= Beginning of Section =

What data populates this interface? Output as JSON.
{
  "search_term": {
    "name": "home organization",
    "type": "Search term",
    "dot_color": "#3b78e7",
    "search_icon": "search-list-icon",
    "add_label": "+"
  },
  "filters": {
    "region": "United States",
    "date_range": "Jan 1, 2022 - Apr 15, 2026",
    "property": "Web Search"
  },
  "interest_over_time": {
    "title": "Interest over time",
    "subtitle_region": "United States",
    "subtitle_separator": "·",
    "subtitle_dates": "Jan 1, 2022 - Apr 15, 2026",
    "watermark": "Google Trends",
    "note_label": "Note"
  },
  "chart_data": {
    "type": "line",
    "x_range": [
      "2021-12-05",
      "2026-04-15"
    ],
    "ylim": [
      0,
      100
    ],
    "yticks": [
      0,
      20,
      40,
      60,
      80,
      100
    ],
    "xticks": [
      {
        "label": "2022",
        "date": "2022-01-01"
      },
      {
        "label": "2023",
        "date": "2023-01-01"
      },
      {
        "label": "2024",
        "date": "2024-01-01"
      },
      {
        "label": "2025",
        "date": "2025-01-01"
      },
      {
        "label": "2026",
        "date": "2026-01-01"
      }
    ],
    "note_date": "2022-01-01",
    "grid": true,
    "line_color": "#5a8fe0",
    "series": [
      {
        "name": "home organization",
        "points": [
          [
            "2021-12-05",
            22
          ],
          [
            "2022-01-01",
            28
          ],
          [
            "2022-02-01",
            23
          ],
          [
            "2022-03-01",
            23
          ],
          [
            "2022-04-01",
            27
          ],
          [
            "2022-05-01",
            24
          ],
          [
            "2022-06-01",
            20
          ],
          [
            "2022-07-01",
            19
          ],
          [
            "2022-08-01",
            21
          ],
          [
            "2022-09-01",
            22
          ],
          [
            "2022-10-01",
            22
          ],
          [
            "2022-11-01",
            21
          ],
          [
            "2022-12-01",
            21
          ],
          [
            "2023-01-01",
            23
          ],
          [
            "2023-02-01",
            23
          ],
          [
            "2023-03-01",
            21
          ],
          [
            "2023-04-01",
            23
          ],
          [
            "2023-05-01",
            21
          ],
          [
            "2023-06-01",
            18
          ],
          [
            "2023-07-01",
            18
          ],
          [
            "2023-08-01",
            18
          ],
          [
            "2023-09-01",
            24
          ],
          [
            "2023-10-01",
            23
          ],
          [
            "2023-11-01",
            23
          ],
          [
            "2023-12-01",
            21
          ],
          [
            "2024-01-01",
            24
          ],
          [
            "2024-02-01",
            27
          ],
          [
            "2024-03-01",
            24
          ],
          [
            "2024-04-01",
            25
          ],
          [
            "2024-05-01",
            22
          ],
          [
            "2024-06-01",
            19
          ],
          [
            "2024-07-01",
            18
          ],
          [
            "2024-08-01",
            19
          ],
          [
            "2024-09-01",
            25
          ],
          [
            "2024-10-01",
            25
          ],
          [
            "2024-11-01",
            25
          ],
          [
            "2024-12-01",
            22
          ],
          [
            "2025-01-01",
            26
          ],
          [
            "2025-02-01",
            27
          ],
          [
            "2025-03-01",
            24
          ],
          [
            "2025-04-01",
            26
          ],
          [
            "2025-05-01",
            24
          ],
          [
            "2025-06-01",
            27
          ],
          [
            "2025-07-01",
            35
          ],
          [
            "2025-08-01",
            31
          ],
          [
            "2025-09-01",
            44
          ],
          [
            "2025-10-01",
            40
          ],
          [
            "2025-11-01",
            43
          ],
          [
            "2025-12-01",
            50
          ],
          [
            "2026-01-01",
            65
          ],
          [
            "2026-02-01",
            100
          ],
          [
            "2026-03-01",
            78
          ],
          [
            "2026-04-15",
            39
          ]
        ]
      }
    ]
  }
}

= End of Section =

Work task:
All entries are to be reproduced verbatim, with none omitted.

Answer to this problem:
What data populates this interface? Output as JSON.
{
  "search_term": {
    "name": "home organization",
    "type": "Search term",
    "dot_color": "#3b78e7",
    "search_icon": "search-list-icon",
    "add_label": "+"
  },
  "filters": {
    "region": "United States",
    "date_range": "Jan 1, 2022 - Apr 15, 2026",
    "property": "Web Search"
  },
  "interest_over_time": {
    "title": "Interest over time",
    "subtitle_region": "United States",
    "subtitle_separator": "·",
    "subtitle_dates": "Jan 1, 2022 - Apr 15, 2026",
    "watermark": "Google Trends",
    "note_label": "Note"
  },
  "chart_data": {
    "type": "line",
    "x_range": [
      "2021-12-05",
      "2026-04-15"
    ],
    "ylim": [
      0,
      100
    ],
    "yticks": [
      0,
      20,
      40,
      60,
      80,
      100
    ],
    "xticks": [
      {
        "label": "2022",
        "date": "2022-01-01"
      },
      {
        "label": "2023",
        "date": "2023-01-01"
      },
      {
        "label": "2024",
        "date": "2024-01-01"
      },
      {
        "label": "2025",
        "date": "2025-01-01"
      },
      {
        "label": "2026",
        "date": "2026-01-01"
      }
    ],
    "note_date": "2022-01-01",
    "grid": true,
    "line_color": "#5a8fe0",
    "series": [
      {
        "name": "home organization",
        "points": [
          [
            "2021-12-05",
            22
          ],
          [
            "2022-01-01",
            28
          ],
          [
            "2022-02-01",
            23
          ],
          [
            "2022-03-01",
            23
          ],
          [
            "2022-04-01",
            27
          ],
          [
            "2022-05-01",
            24
          ],
          [
            "2022-06-01",
            20
          ],
          [
            "2022-07-01",
            19
          ],
          [
            "2022-08-01",
            21
          ],
          [
            "2022-09-01",
            22
          ],
          [
            "2022-10-01",
            22
          ],
          [
            "2022-11-01",
            21
          ],
          [
            "2022-12-01",
            21
          ],
          [
            "2023-01-01",
            23
          ],
          [
            "2023-02-01",
            23
          ],
          [
            "2023-03-01",
            21
          ],
          [
            "2023-04-01",
            23
          ],
          [
            "2023-05-01",
            21
          ],
          [
            "2023-06-01",
            18
          ],
          [
            "2023-07-01",
            18
          ],
          [
            "2023-08-01",
            18
          ],
          [
            "2023-09-01",
            24
          ],
          [
            "2023-10-01",
            23
          ],
          [
            "2023-11-01",
            23
          ],
          [
            "2023-12-01",
            21
          ],
          [
            "2024-01-01",
            24
          ],
          [
            "2024-02-01",
            27
          ],
          [
            "2024-03-01",
            24
          ],
          [
            "2024-04-01",
            25
          ],
          [
            "2024-05-01",
            22
          ],
          [
            "2024-06-01",
            19
          ],
          [
            "2024-07-01",
            18
          ],
          [
            "2024-08-01",
            19
          ],
          [
            "2024-09-01",
            25
          ],
          [
            "2024-10-01",
            25
          ],
          [
            "2024-11-01",
            25
          ],
          [
            "2024-12-01",
            22
          ],
          [
            "2025-01-01",
            26
          ],
          [
            "2025-02-01",
            27
          ],
          [
            "2025-03-01",
            24
          ],
          [
            "2025-04-01",
            26
          ],
          [
            "2025-05-01",
            24
          ],
          [
            "2025-06-01",
            27
          ],
          [
            "2025-07-01",
            35
          ],
          [
            "2025-08-01",
            31
          ],
          [
            "2025-09-01",
            44
          ],
          [
            "2025-10-01",
            40
          ],
          [
            "2025-11-01",
            43
          ],
          [
            "2025-12-01",
            50
          ],
          [
            "2026-01-01",
            65
          ],
          [
            "2026-02-01",
            100
          ],
          [
            "2026-03-01",
            78
          ],
          [
            "2026-04-15",
            39
          ]
        ]
      }
    ]
  }
}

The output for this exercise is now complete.